INFORMATION GIVEN =>
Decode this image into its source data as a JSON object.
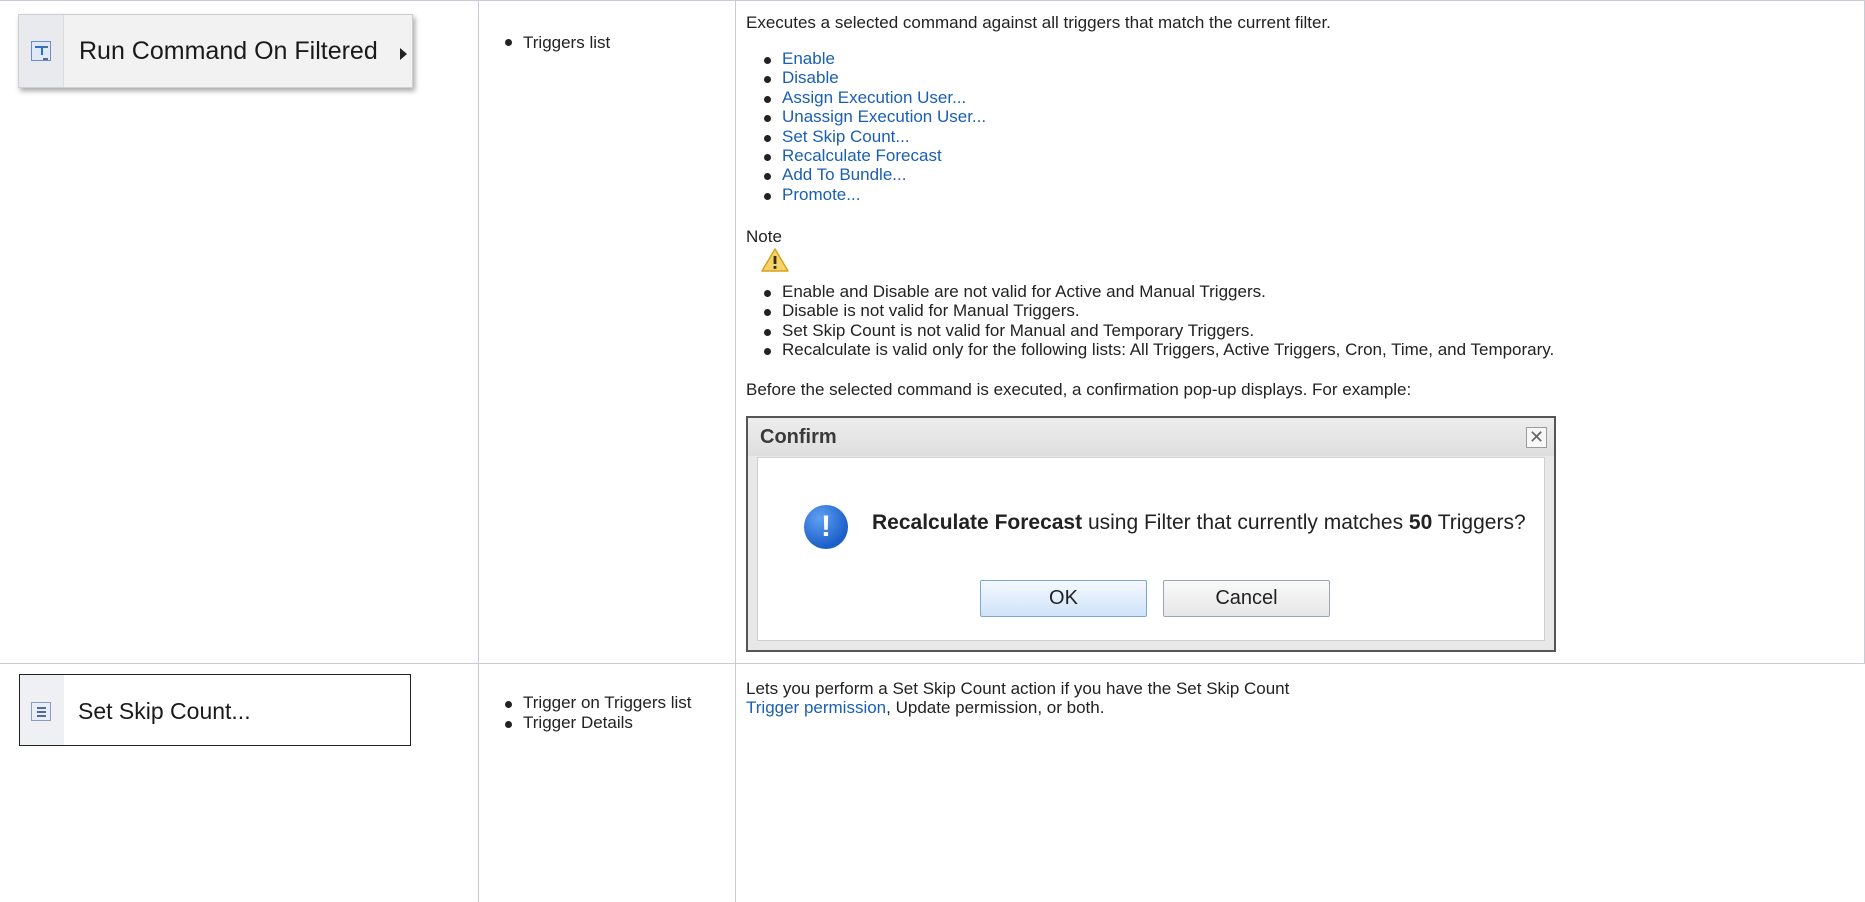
{
  "row1": {
    "menu_label": "Run Command On Filtered",
    "location_items": [
      "Triggers list"
    ],
    "intro": "Executes a selected command against all triggers that match the current filter.",
    "commands": [
      "Enable",
      "Disable",
      "Assign Execution User...",
      "Unassign Execution User...",
      "Set Skip Count...",
      "Recalculate Forecast",
      "Add To Bundle...",
      "Promote..."
    ],
    "note_label": "Note",
    "note_items": [
      "Enable and Disable are not valid for Active and Manual Triggers.",
      "Disable is not valid for Manual Triggers.",
      "Set Skip Count is not valid for Manual and Temporary Triggers.",
      "Recalculate is valid only for the following lists: All Triggers, Active Triggers, Cron, Time, and Temporary."
    ],
    "before_text": "Before the selected command is executed, a confirmation pop-up displays. For example:",
    "dialog": {
      "title": "Confirm",
      "close_glyph": "✕",
      "msg_bold": "Recalculate Forecast",
      "msg_mid": " using Filter that currently matches ",
      "msg_count": "50",
      "msg_end": " Triggers?",
      "ok_label": "OK",
      "cancel_label": "Cancel"
    }
  },
  "row2": {
    "menu_label": "Set Skip Count...",
    "location_items": [
      "Trigger on Triggers list",
      "Trigger Details"
    ],
    "desc_before": "Lets you perform a Set Skip Count action if you have the Set Skip Count ",
    "desc_link": "Trigger permission",
    "desc_after": ", Update permission, or both."
  },
  "icons": {
    "run_command": "run-command-icon",
    "submenu_arrow": "submenu-arrow-icon",
    "warning": "warning-icon",
    "info": "info-icon",
    "close": "close-icon",
    "skip_count": "skip-count-icon"
  },
  "colors": {
    "link": "#1a5fb4",
    "border": "#c7ccd6",
    "warning": "#f5c542"
  }
}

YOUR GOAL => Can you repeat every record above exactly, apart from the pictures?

TASK ANSWER =>
Decode this image into its source data as a JSON object.
{
  "row1": {
    "menu_label": "Run Command On Filtered",
    "location_items": [
      "Triggers list"
    ],
    "intro": "Executes a selected command against all triggers that match the current filter.",
    "commands": [
      "Enable",
      "Disable",
      "Assign Execution User...",
      "Unassign Execution User...",
      "Set Skip Count...",
      "Recalculate Forecast",
      "Add To Bundle...",
      "Promote..."
    ],
    "note_label": "Note",
    "note_items": [
      "Enable and Disable are not valid for Active and Manual Triggers.",
      "Disable is not valid for Manual Triggers.",
      "Set Skip Count is not valid for Manual and Temporary Triggers.",
      "Recalculate is valid only for the following lists: All Triggers, Active Triggers, Cron, Time, and Temporary."
    ],
    "before_text": "Before the selected command is executed, a confirmation pop-up displays. For example:",
    "dialog": {
      "title": "Confirm",
      "close_glyph": "✕",
      "msg_bold": "Recalculate Forecast",
      "msg_mid": " using Filter that currently matches ",
      "msg_count": "50",
      "msg_end": " Triggers?",
      "ok_label": "OK",
      "cancel_label": "Cancel"
    }
  },
  "row2": {
    "menu_label": "Set Skip Count...",
    "location_items": [
      "Trigger on Triggers list",
      "Trigger Details"
    ],
    "desc_before": "Lets you perform a Set Skip Count action if you have the Set Skip Count ",
    "desc_link": "Trigger permission",
    "desc_after": ", Update permission, or both."
  },
  "icons": {
    "run_command": "run-command-icon",
    "submenu_arrow": "submenu-arrow-icon",
    "warning": "warning-icon",
    "info": "info-icon",
    "close": "close-icon",
    "skip_count": "skip-count-icon"
  },
  "colors": {
    "link": "#1a5fb4",
    "border": "#c7ccd6",
    "warning": "#f5c542"
  }
}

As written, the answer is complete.